+++ Data to process +++
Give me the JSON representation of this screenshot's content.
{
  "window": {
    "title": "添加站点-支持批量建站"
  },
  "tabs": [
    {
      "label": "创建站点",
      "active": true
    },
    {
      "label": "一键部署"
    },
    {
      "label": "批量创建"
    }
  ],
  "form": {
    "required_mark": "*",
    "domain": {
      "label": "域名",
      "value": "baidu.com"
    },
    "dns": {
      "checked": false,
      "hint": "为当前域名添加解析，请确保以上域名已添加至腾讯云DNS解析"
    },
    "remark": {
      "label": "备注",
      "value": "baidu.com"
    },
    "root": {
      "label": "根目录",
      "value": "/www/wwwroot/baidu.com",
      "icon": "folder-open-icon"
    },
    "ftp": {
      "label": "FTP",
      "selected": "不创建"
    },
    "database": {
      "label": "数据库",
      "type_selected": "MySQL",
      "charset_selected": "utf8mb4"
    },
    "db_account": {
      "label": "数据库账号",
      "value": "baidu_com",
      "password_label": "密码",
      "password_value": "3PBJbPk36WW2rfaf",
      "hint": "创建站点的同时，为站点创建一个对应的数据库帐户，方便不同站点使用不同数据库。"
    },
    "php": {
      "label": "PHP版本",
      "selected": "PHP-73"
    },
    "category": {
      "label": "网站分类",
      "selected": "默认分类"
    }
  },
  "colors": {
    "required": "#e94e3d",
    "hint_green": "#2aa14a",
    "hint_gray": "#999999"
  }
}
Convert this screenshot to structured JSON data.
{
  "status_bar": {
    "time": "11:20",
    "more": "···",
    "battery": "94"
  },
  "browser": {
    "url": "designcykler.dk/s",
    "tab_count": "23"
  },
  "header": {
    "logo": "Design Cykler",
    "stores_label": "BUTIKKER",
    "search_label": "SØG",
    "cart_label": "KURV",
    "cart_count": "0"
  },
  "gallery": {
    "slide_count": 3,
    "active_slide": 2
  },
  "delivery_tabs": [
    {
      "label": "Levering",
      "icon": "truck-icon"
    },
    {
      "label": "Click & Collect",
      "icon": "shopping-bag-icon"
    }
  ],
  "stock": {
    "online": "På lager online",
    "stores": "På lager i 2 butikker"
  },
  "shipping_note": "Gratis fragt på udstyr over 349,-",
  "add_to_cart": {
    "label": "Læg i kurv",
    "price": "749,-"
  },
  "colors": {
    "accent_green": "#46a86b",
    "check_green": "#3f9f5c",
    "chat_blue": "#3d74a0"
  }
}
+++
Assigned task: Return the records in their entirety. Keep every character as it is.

Finished task:
Give me the JSON representation of this screenshot's content.
{
  "window": {
    "title": "添加站点-支持批量建站"
  },
  "tabs": [
    {
      "label": "创建站点",
      "active": true
    },
    {
      "label": "一键部署"
    },
    {
      "label": "批量创建"
    }
  ],
  "form": {
    "required_mark": "*",
    "domain": {
      "label": "域名",
      "value": "baidu.com"
    },
    "dns": {
      "checked": false,
      "hint": "为当前域名添加解析，请确保以上域名已添加至腾讯云DNS解析"
    },
    "remark": {
      "label": "备注",
      "value": "baidu.com"
    },
    "root": {
      "label": "根目录",
      "value": "/www/wwwroot/baidu.com",
      "icon": "folder-open-icon"
    },
    "ftp": {
      "label": "FTP",
      "selected": "不创建"
    },
    "database": {
      "label": "数据库",
      "type_selected": "MySQL",
      "charset_selected": "utf8mb4"
    },
    "db_account": {
      "label": "数据库账号",
      "value": "baidu_com",
      "password_label": "密码",
      "password_value": "3PBJbPk36WW2rfaf",
      "hint": "创建站点的同时，为站点创建一个对应的数据库帐户，方便不同站点使用不同数据库。"
    },
    "php": {
      "label": "PHP版本",
      "selected": "PHP-73"
    },
    "category": {
      "label": "网站分类",
      "selected": "默认分类"
    }
  },
  "colors": {
    "required": "#e94e3d",
    "hint_green": "#2aa14a",
    "hint_gray": "#999999"
  }
}
Convert this screenshot to structured JSON data.
{
  "status_bar": {
    "time": "11:20",
    "more": "···",
    "battery": "94"
  },
  "browser": {
    "url": "designcykler.dk/s",
    "tab_count": "23"
  },
  "header": {
    "logo": "Design Cykler",
    "stores_label": "BUTIKKER",
    "search_label": "SØG",
    "cart_label": "KURV",
    "cart_count": "0"
  },
  "gallery": {
    "slide_count": 3,
    "active_slide": 2
  },
  "delivery_tabs": [
    {
      "label": "Levering",
      "icon": "truck-icon"
    },
    {
      "label": "Click & Collect",
      "icon": "shopping-bag-icon"
    }
  ],
  "stock": {
    "online": "På lager online",
    "stores": "På lager i 2 butikker"
  },
  "shipping_note": "Gratis fragt på udstyr over 349,-",
  "add_to_cart": {
    "label": "Læg i kurv",
    "price": "749,-"
  },
  "colors": {
    "accent_green": "#46a86b",
    "check_green": "#3f9f5c",
    "chat_blue": "#3d74a0"
  }
}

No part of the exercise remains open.